- The significant judgments you made in classifying a particular financial instrument in the fair value hierarchy.
- An explanation of how credit risk is incorporated and considered in the valuation of assets or liabilities — whether under SFAS 159, The Fair Value Option for Financial Assets and Financial Liabilities, or other applicable standards.
- SFAS 159 requires you to provide disclosure about the gain/loss on items you elect to carry at fair value but not on those items you are required to carry at fair value — such as derivative instruments accounted for under SFAS 133, Accounting for Derivative Instruments and Hedging Activities. If material to your results of operations, consider disclosing the gains or losses on financial instruments that you are required to carry at fair value and explain:
- How your credit risk affected your valuation of derivative liabilities and the resulting gain or loss that you included in earnings relating to the changes in that credit risk; and
- How counterparty credit risk affected your valuation of derivative assets and the resulting gain or loss that you included in earnings relating to the changes in that credit risk. Also, consider discussing how deterioration in the counterparty's credit and your ability to collect on a derivative asset will impact your financial statements.
The location of this information can facilitate an understanding of the impact on the financial statements. Accordingly, you may want to discuss the implications of items you elect to carry at fair value with the items that you are required to carry at fair value.
- The criteria you used to determine whether the market for a financial instrument is active or inactive (i.e., illiquid).
- Which financial instruments are affected by the lack of market liquidity (i.e. inactivity), how the lack of liquidity impacted the valuation technique you used, and how you factored illiquidity into your fair value determination of those financial instruments. For example, to the extent you used a discounted cash flow approach to determine the fair value of a financial instrument, such as auction rate securities, loans held for sale, or mortgage-backed securities backed by subprime or Alt-A collateral, consider discussing the specific change in the discount rate or any other analysis you performed to account for the lack of liquidity and discuss how and why you changed your assumptions from prior periods.
- If you disclose that you use brokers or pricing services to assist you in determining fair values, consider explaining the extent to which, and how, the information is obtained and used in developing the fair value measurements in the consolidated financial statements. The nature and form of this information may vary depending on the facts and circumstances, but may include the following:
- The nature and amount of assets you valued using broker quotes or prices you obtained from pricing services, along with the classification in the fair value hierarchy;

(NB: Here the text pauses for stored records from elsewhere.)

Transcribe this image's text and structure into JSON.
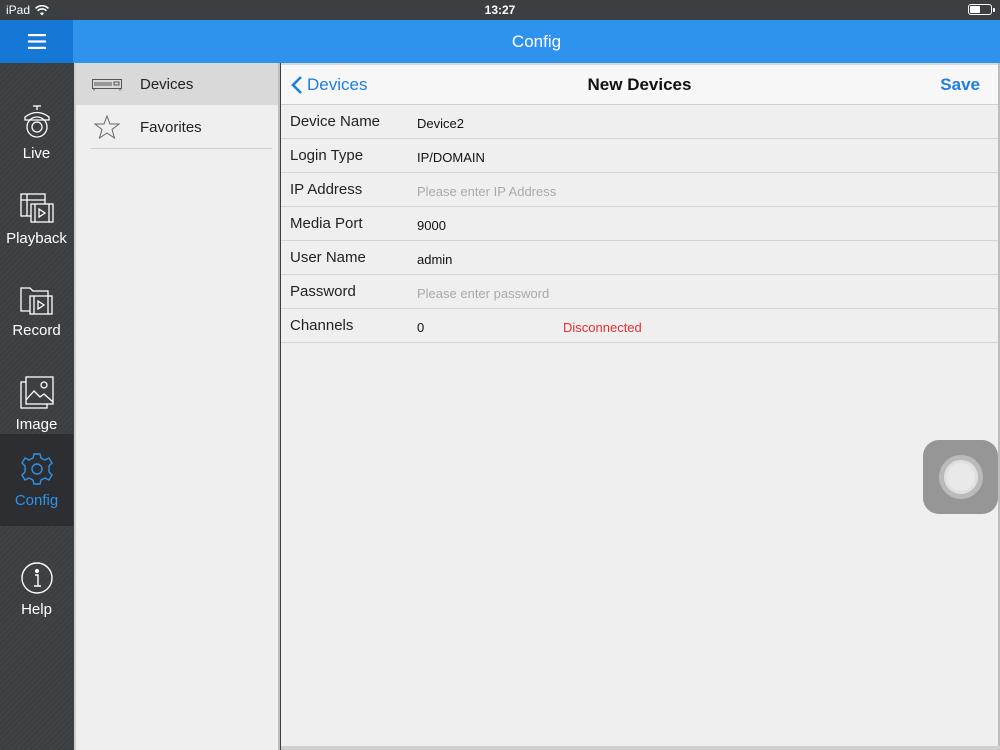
{
  "status_bar": {
    "device": "iPad",
    "time": "13:27",
    "wifi_icon": "wifi-icon",
    "battery_icon": "battery-icon"
  },
  "header": {
    "title": "Config",
    "menu_icon": "hamburger-menu-icon"
  },
  "colors": {
    "header_blue": "#2e93ec",
    "active_blue": "#2e93ec",
    "link_blue": "#1f7ee0",
    "error_red": "#e23030"
  },
  "left_nav": {
    "items": [
      {
        "label": "Live",
        "icon": "camera-icon"
      },
      {
        "label": "Playback",
        "icon": "film-playback-icon"
      },
      {
        "label": "Record",
        "icon": "record-folder-icon"
      },
      {
        "label": "Image",
        "icon": "image-icon"
      },
      {
        "label": "Config",
        "icon": "gear-icon",
        "active": true
      },
      {
        "label": "Help",
        "icon": "info-icon"
      }
    ]
  },
  "middle_list": {
    "items": [
      {
        "label": "Devices",
        "icon": "dvr-device-icon",
        "active": true
      },
      {
        "label": "Favorites",
        "icon": "star-icon"
      }
    ]
  },
  "panel": {
    "back_label": "Devices",
    "title": "New Devices",
    "save_label": "Save",
    "fields": {
      "device_name": {
        "label": "Device Name",
        "value": "Device2"
      },
      "login_type": {
        "label": "Login Type",
        "value": "IP/DOMAIN"
      },
      "ip_address": {
        "label": "IP Address",
        "value": "",
        "placeholder": "Please enter IP Address"
      },
      "media_port": {
        "label": "Media Port",
        "value": "9000"
      },
      "user_name": {
        "label": "User Name",
        "value": "admin"
      },
      "password": {
        "label": "Password",
        "value": "",
        "placeholder": "Please enter password"
      },
      "channels": {
        "label": "Channels",
        "value": "0",
        "status": "Disconnected"
      }
    }
  }
}
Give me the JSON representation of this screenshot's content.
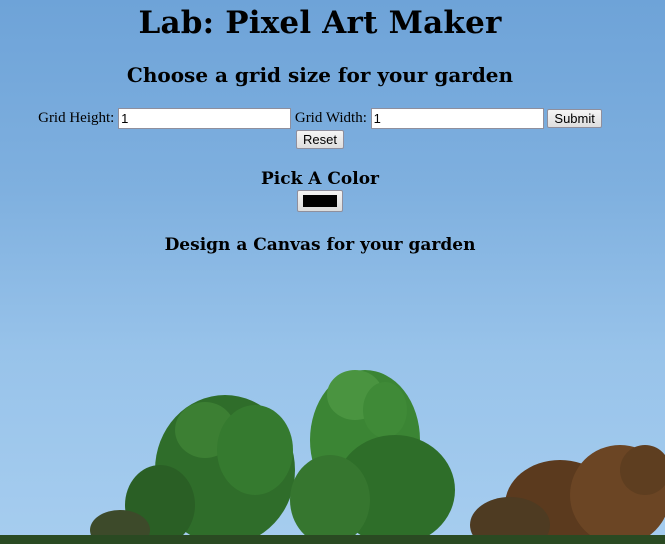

- The number of quotes or prices you generally obtained per instrument, and if you obtained multiple quotes or prices, how you determined the ultimate value you used in your financial statements;
- Whether, and if so, how and why, you adjusted quotes or prices you obtained from brokers and pricing services;
- The extent to which the brokers or pricing services are gathering observable market information as opposed to using unobservable inputs and/or proprietary models in making valuation judgments and determinations;
- Whether the broker quotes are binding or non-binding; and
- The procedures you performed to validate the prices you obtained to ensure the fair value determination is consistent with SFAS 157, Fair Value Measurements, and to ensure that you properly classified your assets and liabilities in the fair value hierarchy.
Please contact me if you have any questions.
Senior Assistant Chief Accountant
1 FASB Statement No. 157, Fair Value Measurements.